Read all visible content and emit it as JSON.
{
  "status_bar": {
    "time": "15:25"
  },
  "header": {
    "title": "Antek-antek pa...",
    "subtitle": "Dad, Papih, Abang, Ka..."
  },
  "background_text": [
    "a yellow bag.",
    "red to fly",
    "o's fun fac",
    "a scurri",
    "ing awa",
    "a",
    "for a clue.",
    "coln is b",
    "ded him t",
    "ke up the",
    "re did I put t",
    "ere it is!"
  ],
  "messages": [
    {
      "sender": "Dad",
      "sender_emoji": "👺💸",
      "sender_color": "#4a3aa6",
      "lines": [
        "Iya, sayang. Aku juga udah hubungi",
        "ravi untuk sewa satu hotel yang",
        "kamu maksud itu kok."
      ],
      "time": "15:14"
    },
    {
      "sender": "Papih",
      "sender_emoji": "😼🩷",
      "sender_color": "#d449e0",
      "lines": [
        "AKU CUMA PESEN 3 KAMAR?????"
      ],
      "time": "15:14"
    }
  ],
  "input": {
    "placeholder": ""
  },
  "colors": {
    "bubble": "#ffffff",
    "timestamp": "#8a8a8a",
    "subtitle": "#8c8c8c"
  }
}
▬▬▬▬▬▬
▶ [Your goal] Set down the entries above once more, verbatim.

▶ [Exercise output]
Read all visible content and emit it as JSON.
{
  "status_bar": {
    "time": "15:25"
  },
  "header": {
    "title": "Antek-antek pa...",
    "subtitle": "Dad, Papih, Abang, Ka..."
  },
  "background_text": [
    "a yellow bag.",
    "red to fly",
    "o's fun fac",
    "a scurri",
    "ing awa",
    "a",
    "for a clue.",
    "coln is b",
    "ded him t",
    "ke up the",
    "re did I put t",
    "ere it is!"
  ],
  "messages": [
    {
      "sender": "Dad",
      "sender_emoji": "👺💸",
      "sender_color": "#4a3aa6",
      "lines": [
        "Iya, sayang. Aku juga udah hubungi",
        "ravi untuk sewa satu hotel yang",
        "kamu maksud itu kok."
      ],
      "time": "15:14"
    },
    {
      "sender": "Papih",
      "sender_emoji": "😼🩷",
      "sender_color": "#d449e0",
      "lines": [
        "AKU CUMA PESEN 3 KAMAR?????"
      ],
      "time": "15:14"
    }
  ],
  "input": {
    "placeholder": ""
  },
  "colors": {
    "bubble": "#ffffff",
    "timestamp": "#8a8a8a",
    "subtitle": "#8c8c8c"
  }
}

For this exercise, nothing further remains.